App and web page records
:::

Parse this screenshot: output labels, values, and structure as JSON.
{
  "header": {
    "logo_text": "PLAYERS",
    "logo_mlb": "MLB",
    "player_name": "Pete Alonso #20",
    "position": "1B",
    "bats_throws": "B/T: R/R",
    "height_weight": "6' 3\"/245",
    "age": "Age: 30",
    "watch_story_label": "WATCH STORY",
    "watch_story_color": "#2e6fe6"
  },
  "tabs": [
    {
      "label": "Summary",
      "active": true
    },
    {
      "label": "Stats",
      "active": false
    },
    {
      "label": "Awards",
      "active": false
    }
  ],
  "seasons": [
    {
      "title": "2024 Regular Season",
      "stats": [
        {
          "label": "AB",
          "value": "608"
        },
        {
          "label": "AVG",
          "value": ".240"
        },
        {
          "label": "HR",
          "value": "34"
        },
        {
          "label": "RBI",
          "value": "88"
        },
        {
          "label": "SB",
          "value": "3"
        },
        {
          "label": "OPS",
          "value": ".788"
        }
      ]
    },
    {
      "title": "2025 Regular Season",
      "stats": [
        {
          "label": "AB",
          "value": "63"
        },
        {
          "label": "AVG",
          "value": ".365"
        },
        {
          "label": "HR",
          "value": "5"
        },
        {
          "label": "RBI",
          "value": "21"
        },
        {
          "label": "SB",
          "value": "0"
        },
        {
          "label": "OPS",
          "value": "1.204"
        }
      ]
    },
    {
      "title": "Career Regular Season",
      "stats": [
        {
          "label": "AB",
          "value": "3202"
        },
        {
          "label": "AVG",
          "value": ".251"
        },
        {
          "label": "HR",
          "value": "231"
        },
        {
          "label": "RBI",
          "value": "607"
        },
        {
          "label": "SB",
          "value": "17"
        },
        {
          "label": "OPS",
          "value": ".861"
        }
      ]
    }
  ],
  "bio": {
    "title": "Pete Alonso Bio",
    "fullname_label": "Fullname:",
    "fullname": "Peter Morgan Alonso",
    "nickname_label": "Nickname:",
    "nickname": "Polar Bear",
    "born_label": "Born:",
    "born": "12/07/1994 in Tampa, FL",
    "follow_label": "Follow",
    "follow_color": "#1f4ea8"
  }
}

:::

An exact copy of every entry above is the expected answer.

Parse this screenshot: output labels, values, and structure as JSON.
{
  "header": {
    "logo_text": "PLAYERS",
    "logo_mlb": "MLB",
    "player_name": "Pete Alonso #20",
    "position": "1B",
    "bats_throws": "B/T: R/R",
    "height_weight": "6' 3\"/245",
    "age": "Age: 30",
    "watch_story_label": "WATCH STORY",
    "watch_story_color": "#2e6fe6"
  },
  "tabs": [
    {
      "label": "Summary",
      "active": true
    },
    {
      "label": "Stats",
      "active": false
    },
    {
      "label": "Awards",
      "active": false
    }
  ],
  "seasons": [
    {
      "title": "2024 Regular Season",
      "stats": [
        {
          "label": "AB",
          "value": "608"
        },
        {
          "label": "AVG",
          "value": ".240"
        },
        {
          "label": "HR",
          "value": "34"
        },
        {
          "label": "RBI",
          "value": "88"
        },
        {
          "label": "SB",
          "value": "3"
        },
        {
          "label": "OPS",
          "value": ".788"
        }
      ]
    },
    {
      "title": "2025 Regular Season",
      "stats": [
        {
          "label": "AB",
          "value": "63"
        },
        {
          "label": "AVG",
          "value": ".365"
        },
        {
          "label": "HR",
          "value": "5"
        },
        {
          "label": "RBI",
          "value": "21"
        },
        {
          "label": "SB",
          "value": "0"
        },
        {
          "label": "OPS",
          "value": "1.204"
        }
      ]
    },
    {
      "title": "Career Regular Season",
      "stats": [
        {
          "label": "AB",
          "value": "3202"
        },
        {
          "label": "AVG",
          "value": ".251"
        },
        {
          "label": "HR",
          "value": "231"
        },
        {
          "label": "RBI",
          "value": "607"
        },
        {
          "label": "SB",
          "value": "17"
        },
        {
          "label": "OPS",
          "value": ".861"
        }
      ]
    }
  ],
  "bio": {
    "title": "Pete Alonso Bio",
    "fullname_label": "Fullname:",
    "fullname": "Peter Morgan Alonso",
    "nickname_label": "Nickname:",
    "nickname": "Polar Bear",
    "born_label": "Born:",
    "born": "12/07/1994 in Tampa, FL",
    "follow_label": "Follow",
    "follow_color": "#1f4ea8"
  }
}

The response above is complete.